Foldit, which can be found on the FreeThink website, is a protein folding game that will help find the right combination to protect cells from the proteins in coronavirus that are attacking respiratory systems. As we previously reported, the game was designed by the University of Washington's Institute for Protein Design, and it "tasks players with solving puzzles by creating a protein structure that can interact with another protein in a given way." There are a lot of possible combinations in a given protein, so the more people working on it, the merrier.
Ninja donates $150,000 to Feeding America
Mixer streamer and esport legend Tyler "Ninja" Blevins and his wife, Jessica, donated $150,000 to hunger-relief charity Feeding America, reports Gamesindustry. The charity supports vulnerable people by providing meals to those who need it most through their nationwide web of food banks. In the face of the coronavirus, food banks are an important source of nutrients for those who are already suffering.
New Halo 5 pack will donate all proceeds to coronavirus relief charity
Halo 5 recently announced a new REQ pack called 'Relief and Recovery,' the proceeds of which will go to Global Giving's Coronavirus Relief Fund. As GR+ previously reported, Microsoft will donate all of the money obtained from purchases of the $10 pack from now until April 30 to the organization, which helps stop the spread of the virus and supports at-risk communities.
Plague Inc. developer donates $250,000 to WHO and CEPI
Plague Inc. developer Ndemic Creations donated $250,000 to the Coalition of Epidemic Preparedness Innovations and the World Health Organization's COVID-19 Solidarity Response Fund. "Eight years ago, I never imagined the real world would come to resemble a game of Plague Inc., or that so many players would be using Plague Inc. to help them get through an actual pandemic," says game creator James Vaughan, "We are proud to be able to help support the vital work of the WHO and CEPI as they work towards finding a vaccine for COVID-19."
Games Done Quick sets up online marathon with 100% of donations going to Direct Relief
Games Done Quick, the organization that speedruns to raise money for charity, had to push back its Summer Games Done Quick in Bloomington, Minnesota this August, due to the spread of COVID-19. According to an official statement, however, GDQ will hold an online marathon called Corona Relief Done Quick from April 17 to April 19, with 100% of donations going to Direct Relief, a humanitarian organization that helps those in poverty or affected by emergencies.
Esports betting site Luckbox pledges to donate revenue from WeSave Charity Play DOTA 2 tournament
According to Gameindustry, the popular esports betting site Luckbox pledged to support the WeSave Charity Play DOTA 2 tournament by donating all revenue made from bets placed on matches.
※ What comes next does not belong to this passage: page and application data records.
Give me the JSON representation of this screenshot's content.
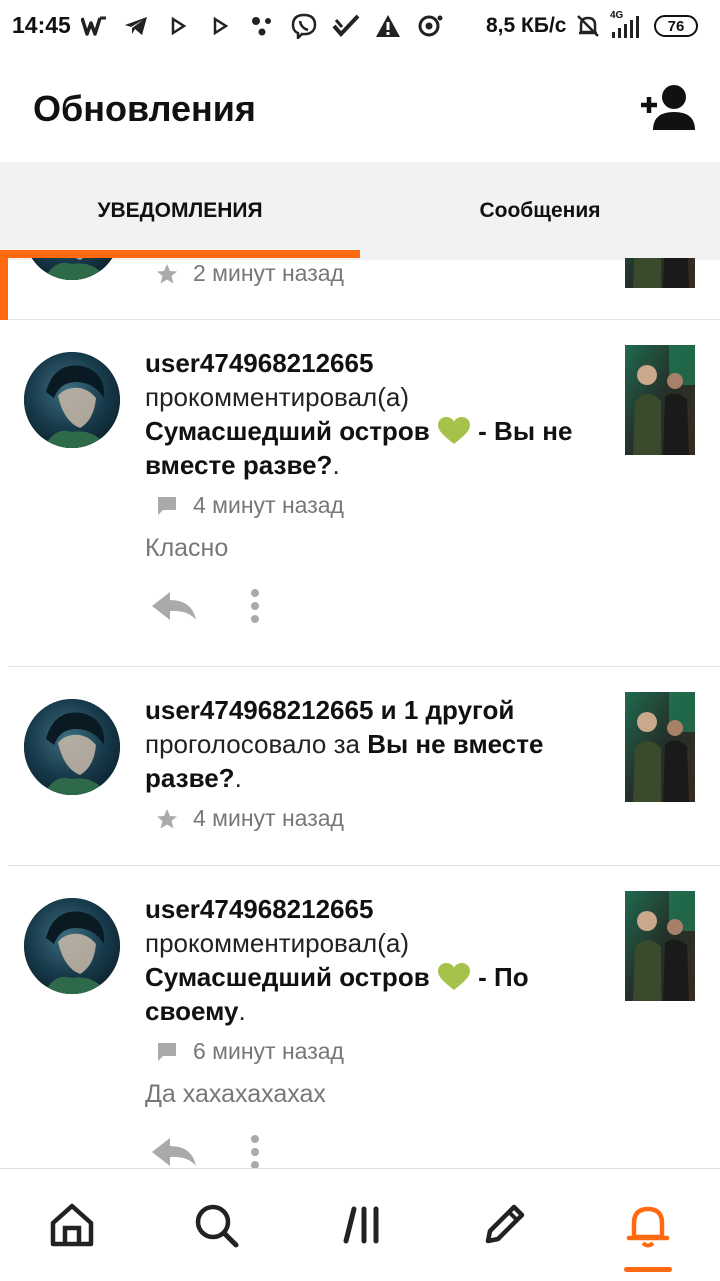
{
  "status_bar": {
    "time": "14:45",
    "speed": "8,5 КБ/с",
    "network": "4G",
    "battery": "76",
    "icons": [
      "w-icon",
      "telegram-icon",
      "play-icon",
      "play-icon",
      "dots-icon",
      "viber-icon",
      "vk-check-icon",
      "warning-icon",
      "record-icon"
    ]
  },
  "header": {
    "title": "Обновления",
    "action_icon": "add-user-icon"
  },
  "tabs": [
    {
      "label": "УВЕДОМЛЕНИЯ",
      "active": true
    },
    {
      "label": "Сообщения",
      "active": false
    }
  ],
  "colors": {
    "accent": "#ff6a10",
    "heart": "#a6c24a"
  },
  "notifications": [
    {
      "time": "2 минут назад",
      "meta_icon": "star-icon"
    },
    {
      "user": "user474968212665",
      "action": "прокомментировал(а)",
      "story": "Сумасшедший остров",
      "story_icon": "heart-icon",
      "chapter": " - Вы не вместе разве?",
      "end": ".",
      "time": "4 минут назад",
      "meta_icon": "comment-icon",
      "comment": "Класно"
    },
    {
      "user": "user474968212665 и 1 другой",
      "action": "проголосовало за",
      "chapter": "Вы не вместе разве?",
      "end": ".",
      "time": "4 минут назад",
      "meta_icon": "star-icon"
    },
    {
      "user": "user474968212665",
      "action": "прокомментировал(а)",
      "story": "Сумасшедший остров",
      "story_icon": "heart-icon",
      "chapter": " - По своему",
      "end": ".",
      "time": "6 минут назад",
      "meta_icon": "comment-icon",
      "comment": "Да хахахахахах"
    }
  ],
  "bottom_nav": [
    {
      "icon": "home-icon"
    },
    {
      "icon": "search-icon"
    },
    {
      "icon": "library-icon"
    },
    {
      "icon": "pencil-icon"
    },
    {
      "icon": "bell-icon",
      "active": true
    }
  ]
}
The tournament, which was raising money for both CEPI and GlobalGiving, had raised 90% of its 200,000 target just two days before the end of the event's run.
There you have it, folks, a beautiful collection of hopeful glimmers provided by the gaming industry and community during a global crisis. We'll keep updating this story with other tales of innovation, dedication, and philanthropy as we hear of them. What a lovely little world we're a part of, huh?
Also, there's a lot of games that have gone free in the face of coronavirus. Here's the best free games you can play right now.